for i, wb in enumerate(params):
    W, b = wb
    print('w{0}: {1}, b{0}: {2}'.format(i, W, b))
print(pars.x)  # from least_squares
w0: [[33.09   2.896 -0.893]], b0: [0.612 0.254 0.482]
w1: [[ 0.711]
 [ 0.434]
 [-0.414]], b1: [-0.306]
[-104.738  -46.364   -0.509   -2.34    20.417   54.698    2.568   39.267
    5.331    2.945]

A crucial point is they don’t appear related at all. They aren’t. There are many sets of parameters that lead to similar fits. These parameters don’t have any particular meaning. This is another thing some researchers do not like about neural networks. They are usually not interpretable as physical parameters.

As before, this model cannot extrapolate (or generalize as ML researchers say). That is because the activation functions all saturate to a constant value. The network does not learn anything but a representation of the data in the region the regression is done.

X2 = np.linspace(0, 10)
Y2 = X2**(1/3)
Z2 = nn(params, X2.reshape([-1, 1]))

plt.plot(X2, Y2, 'b.', label='analytical')
plt.plot(X2, Z2, label='NN')
plt.fill_between(X2 < 1, 0, 1.4, facecolor='gray', alpha=0.5)


Today we pulled together many ideas about nonlinear models, regression, and optimization as an introduction to modern machine learning. ML is little more than building computational models from data. It is usually using flexible, universal function approximators, e.g. neural networks, and all modern ML relies on automatic differentiation to do the regression.

ML code is much more verbose than the simpler regression models we used previously. There is often data scaling that is done in advance, and regularization that is used to reduce overfitting.
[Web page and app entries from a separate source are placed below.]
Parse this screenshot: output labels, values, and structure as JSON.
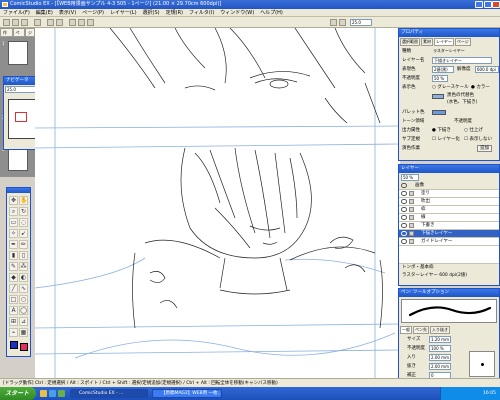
{
  "window": {
    "title": "ComicStudio EX - [【WEB用漫画サンプル 4-3 505 - 1ページ] (21.00 × 29.70cm 600dpi)]"
  },
  "menu": [
    "ファイル(F)",
    "編集(E)",
    "表示(V)",
    "ページ(P)",
    "レイヤー(L)",
    "選択(S)",
    "定規(R)",
    "フィルタ(I)",
    "ウィンドウ(W)",
    "ヘルプ(H)"
  ],
  "toolbar": {
    "zoom": "25.0"
  },
  "left_tabs": [
    "作品",
    "ペー",
    "ジ"
  ],
  "pages": [
    "1",
    "2",
    "3"
  ],
  "navigator": {
    "title": "ナビゲータ",
    "zoom": "25.0"
  },
  "properties": {
    "title": "プロパティ",
    "tabs": [
      "選択範囲",
      "素材",
      "レイヤー",
      "ページ"
    ],
    "rows": [
      {
        "label": "種類",
        "value": "ラスターレイヤー"
      },
      {
        "label": "レイヤー名",
        "value": "下描きレイヤー"
      },
      {
        "label": "表現色",
        "value": "2値(黒)"
      },
      {
        "label": "解像度",
        "value": "600.0 dpi"
      },
      {
        "label": "不透明度",
        "value": "50 %"
      },
      {
        "label": "表示色",
        "value": "グレースケール"
      },
      {
        "label": "",
        "value": "カラー"
      },
      {
        "label": "",
        "value": "黒色の代替色"
      },
      {
        "label": "",
        "value": "(水色、下描き)"
      },
      {
        "label": "パレット色",
        "value": ""
      },
      {
        "label": "トーン領域",
        "value": "不透明度"
      },
      {
        "label": "出力属性",
        "value": "下描き"
      },
      {
        "label": "",
        "value": "仕上げ"
      },
      {
        "label": "サブ定規",
        "value": "レイヤー化"
      },
      {
        "label": "",
        "value": "表示しない"
      },
      {
        "label": "演色作業",
        "value": "追加"
      }
    ]
  },
  "layers": {
    "title": "レイヤー",
    "opacity": "50 %",
    "items": [
      {
        "name": "画像",
        "type": "folder"
      },
      {
        "name": "塗り",
        "type": "layer"
      },
      {
        "name": "吹出",
        "type": "layer"
      },
      {
        "name": "枠",
        "type": "layer"
      },
      {
        "name": "線",
        "type": "layer"
      },
      {
        "name": "下書き",
        "type": "layer"
      },
      {
        "name": "下描きレイヤー",
        "type": "layer",
        "selected": true
      },
      {
        "name": "ガイドレイヤー",
        "type": "layer"
      }
    ],
    "footer": [
      "トンボ・基本枠",
      "ラスターレイヤー 600 dpi(2値)"
    ]
  },
  "tool_option": {
    "title": "ペン: ツールオプション",
    "tabs": [
      "一般",
      "ペン先",
      "入り抜き"
    ],
    "rows": [
      {
        "label": "サイズ",
        "value": "1.20 mm"
      },
      {
        "label": "不透明度",
        "value": "100 %"
      },
      {
        "label": "入り",
        "value": "2.00 mm"
      },
      {
        "label": "抜き",
        "value": "2.00 mm"
      },
      {
        "label": "補正",
        "value": "0"
      }
    ]
  },
  "status": "[ドラッグ動作] Ctrl : 定規選択 / Alt : スポイト / Ctrl + Shift : 選択/定規追加(定規選択) / Ctrl + Alt : 回転全体を移動(キャンバス移動)",
  "taskbar": {
    "start": "スタート",
    "items": [
      {
        "label": "ComicStudio EX - ...",
        "active": true
      },
      {
        "label": "【原稿MAG2】WEB用 一枚..."
      }
    ],
    "time": "16:05"
  },
  "colors": {
    "title_blue": "#2255c4",
    "selection": "#3162c4",
    "sketch": "#8ab0e0"
  }
}
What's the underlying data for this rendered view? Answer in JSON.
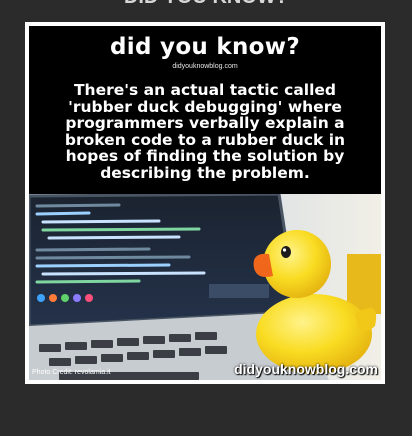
{
  "header_cut": "DID YOU KNOW?",
  "card": {
    "title": "did you know?",
    "site_small": "didyouknowblog.com",
    "fact": "There's an actual tactic called 'rubber duck debugging' where programmers verbally explain a broken code to a rubber duck in hopes of finding the solution by describing the problem.",
    "photo_credit": "Photo Credit: revolamia.it",
    "watermark": "didyouknowblog.com"
  },
  "colors": {
    "background": "#2b2b2b",
    "card_border": "#ffffff",
    "duck_yellow": "#f7d21c",
    "duck_beak": "#f0671c"
  }
}
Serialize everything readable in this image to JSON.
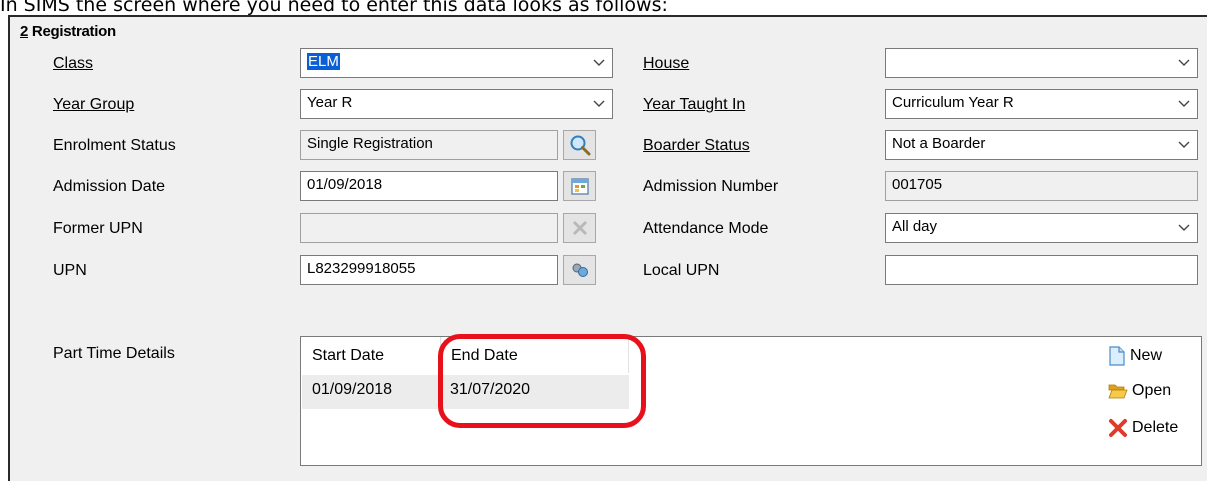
{
  "caption": "In SIMS the screen where you need to enter this data looks as follows:",
  "section": {
    "number": "2",
    "title": " Registration"
  },
  "left_fields": [
    {
      "label": "Class",
      "value": "ELM",
      "kind": "combo"
    },
    {
      "label": "Year Group",
      "value": "Year  R",
      "kind": "combo"
    },
    {
      "label": "Enrolment Status",
      "value": "Single Registration",
      "kind": "readonly",
      "button_icon": "search-icon"
    },
    {
      "label": "Admission Date",
      "value": "01/09/2018",
      "kind": "text",
      "button_icon": "calendar-icon"
    },
    {
      "label": "Former UPN",
      "value": "",
      "kind": "readonly",
      "button_icon": "clear-icon"
    },
    {
      "label": "UPN",
      "value": "L823299918055",
      "kind": "text",
      "button_icon": "generate-upn-icon"
    }
  ],
  "right_fields": [
    {
      "label": "House",
      "value": "",
      "kind": "combo"
    },
    {
      "label": "Year Taught In",
      "value": "Curriculum Year  R",
      "kind": "combo"
    },
    {
      "label": "Boarder Status",
      "value": "Not a Boarder",
      "kind": "combo"
    },
    {
      "label": "Admission Number",
      "value": "001705",
      "kind": "readonly"
    },
    {
      "label": "Attendance Mode",
      "value": "All day",
      "kind": "combo"
    },
    {
      "label": "Local UPN",
      "value": "",
      "kind": "text"
    }
  ],
  "part_time": {
    "label": "Part Time Details",
    "columns": [
      "Start Date",
      "End Date"
    ],
    "rows": [
      [
        "01/09/2018",
        "31/07/2020"
      ]
    ],
    "actions": [
      {
        "label": "New",
        "icon": "new-document-icon"
      },
      {
        "label": "Open",
        "icon": "folder-open-icon"
      },
      {
        "label": "Delete",
        "icon": "delete-x-icon"
      }
    ]
  },
  "colors": {
    "highlight": "#e8101a",
    "selection": "#0a5fd6",
    "panel": "#f0f0f0"
  }
}
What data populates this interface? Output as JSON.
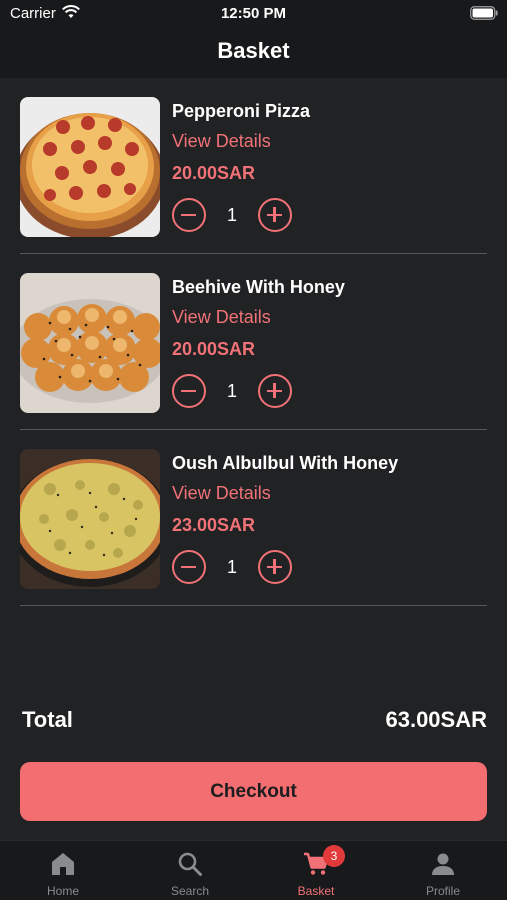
{
  "status_bar": {
    "carrier": "Carrier",
    "time": "12:50 PM"
  },
  "header": {
    "title": "Basket"
  },
  "items": [
    {
      "name": "Pepperoni Pizza",
      "details_label": "View Details",
      "price": "20.00SAR",
      "quantity": "1",
      "image": "pepperoni-pizza"
    },
    {
      "name": "Beehive With Honey",
      "details_label": "View Details",
      "price": "20.00SAR",
      "quantity": "1",
      "image": "beehive-bread"
    },
    {
      "name": "Oush Albulbul With Honey",
      "details_label": "View Details",
      "price": "23.00SAR",
      "quantity": "1",
      "image": "oush-albulbul"
    }
  ],
  "summary": {
    "total_label": "Total",
    "total_value": "63.00SAR"
  },
  "checkout": {
    "label": "Checkout"
  },
  "tab_bar": {
    "tabs": [
      {
        "label": "Home",
        "icon": "home-icon",
        "active": false
      },
      {
        "label": "Search",
        "icon": "search-icon",
        "active": false
      },
      {
        "label": "Basket",
        "icon": "cart-icon",
        "active": true,
        "badge": "3"
      },
      {
        "label": "Profile",
        "icon": "person-icon",
        "active": false
      }
    ]
  },
  "colors": {
    "accent": "#f07277",
    "background": "#212224",
    "bar": "#18191b",
    "button": "#f36e70"
  }
}
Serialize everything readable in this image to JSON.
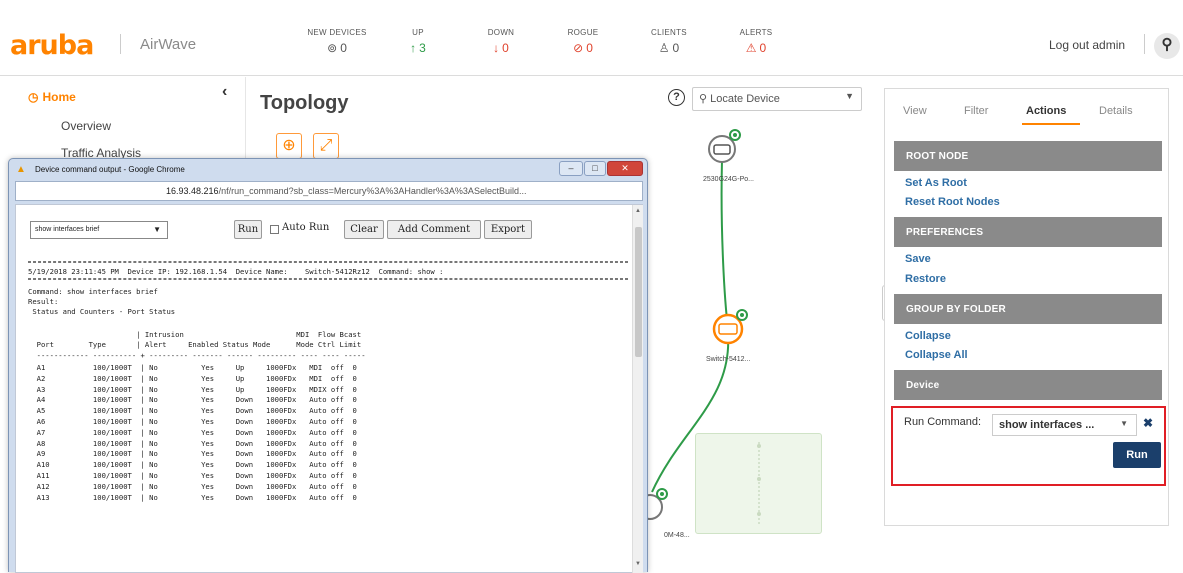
{
  "brand": {
    "logo": "aruba",
    "product": "AirWave"
  },
  "header": {
    "stats": [
      {
        "label": "NEW DEVICES",
        "icon": "new-devices-icon",
        "glyph": "⊚",
        "value": "0",
        "color": "#555555"
      },
      {
        "label": "UP",
        "icon": "up-arrow-icon",
        "glyph": "↑",
        "value": "3",
        "color": "#2e9b48"
      },
      {
        "label": "DOWN",
        "icon": "down-arrow-icon",
        "glyph": "↓",
        "value": "0",
        "color": "#e0422c"
      },
      {
        "label": "ROGUE",
        "icon": "rogue-icon",
        "glyph": "⊘",
        "value": "0",
        "color": "#e0422c"
      },
      {
        "label": "CLIENTS",
        "icon": "clients-icon",
        "glyph": "♙",
        "value": "0",
        "color": "#555555"
      },
      {
        "label": "ALERTS",
        "icon": "alert-icon",
        "glyph": "⚠",
        "value": "0",
        "color": "#e0422c"
      }
    ],
    "logout": "Log out admin"
  },
  "nav": {
    "home": "Home",
    "items": [
      "Overview",
      "Traffic Analysis"
    ]
  },
  "topology": {
    "title": "Topology",
    "locate_placeholder": "Locate Device",
    "nodes": {
      "top": "2530G24G-Po...",
      "middle": "Switch-5412...",
      "bottom": "0M-48..."
    }
  },
  "panel": {
    "tabs": [
      "View",
      "Filter",
      "Actions",
      "Details"
    ],
    "active_tab": "Actions",
    "sections": [
      {
        "title": "ROOT NODE",
        "links": [
          "Set As Root",
          "Reset Root Nodes"
        ]
      },
      {
        "title": "PREFERENCES",
        "links": [
          "Save",
          "Restore"
        ]
      },
      {
        "title": "GROUP BY FOLDER",
        "links": [
          "Collapse",
          "Collapse All"
        ]
      },
      {
        "title": "Device",
        "links": []
      }
    ],
    "run_command_label": "Run Command:",
    "run_command_value": "show interfaces ...",
    "run_button": "Run"
  },
  "popup": {
    "title": "Device command output - Google Chrome",
    "url_host": "16.93.48.216",
    "url_path": "/nf/run_command?sb_class=Mercury%3A%3AHandler%3A%3ASelectBuild...",
    "command_select": "show interfaces brief",
    "buttons": {
      "run": "Run",
      "auto_run": "Auto Run",
      "clear": "Clear",
      "add_comment": "Add Comment",
      "export": "Export"
    },
    "info_line": "5/19/2018 23:11:45 PM  Device IP: 192.168.1.54  Device Name:    Switch-5412Rz12  Command: show :",
    "command_line": "Command: show interfaces brief",
    "result_label": "Result:",
    "status_title": " Status and Counters - Port Status",
    "col_header_1": "                         | Intrusion                          MDI  Flow Bcast",
    "col_header_2": "  Port        Type       | Alert     Enabled Status Mode      Mode Ctrl Limit",
    "col_sep": "  ------------ ---------- + --------- ------- ------ --------- ---- ---- -----",
    "rows": [
      [
        "A1",
        "100/1000T",
        "No",
        "Yes",
        "Up",
        "1000FDx",
        "MDI",
        "off",
        "0"
      ],
      [
        "A2",
        "100/1000T",
        "No",
        "Yes",
        "Up",
        "1000FDx",
        "MDI",
        "off",
        "0"
      ],
      [
        "A3",
        "100/1000T",
        "No",
        "Yes",
        "Up",
        "1000FDx",
        "MDIX",
        "off",
        "0"
      ],
      [
        "A4",
        "100/1000T",
        "No",
        "Yes",
        "Down",
        "1000FDx",
        "Auto",
        "off",
        "0"
      ],
      [
        "A5",
        "100/1000T",
        "No",
        "Yes",
        "Down",
        "1000FDx",
        "Auto",
        "off",
        "0"
      ],
      [
        "A6",
        "100/1000T",
        "No",
        "Yes",
        "Down",
        "1000FDx",
        "Auto",
        "off",
        "0"
      ],
      [
        "A7",
        "100/1000T",
        "No",
        "Yes",
        "Down",
        "1000FDx",
        "Auto",
        "off",
        "0"
      ],
      [
        "A8",
        "100/1000T",
        "No",
        "Yes",
        "Down",
        "1000FDx",
        "Auto",
        "off",
        "0"
      ],
      [
        "A9",
        "100/1000T",
        "No",
        "Yes",
        "Down",
        "1000FDx",
        "Auto",
        "off",
        "0"
      ],
      [
        "A10",
        "100/1000T",
        "No",
        "Yes",
        "Down",
        "1000FDx",
        "Auto",
        "off",
        "0"
      ],
      [
        "A11",
        "100/1000T",
        "No",
        "Yes",
        "Down",
        "1000FDx",
        "Auto",
        "off",
        "0"
      ],
      [
        "A12",
        "100/1000T",
        "No",
        "Yes",
        "Down",
        "1000FDx",
        "Auto",
        "off",
        "0"
      ],
      [
        "A13",
        "100/1000T",
        "No",
        "Yes",
        "Down",
        "1000FDx",
        "Auto",
        "off",
        "0"
      ]
    ]
  },
  "colors": {
    "brand": "#ff8300",
    "link": "#2f6ea5",
    "section": "#8a8a8a",
    "run_button": "#1b3f6b",
    "highlight": "#e01e25",
    "edge": "#2e9b48"
  }
}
There are whole courses and now degrees on these topics. You are now at a starting point to study these topics.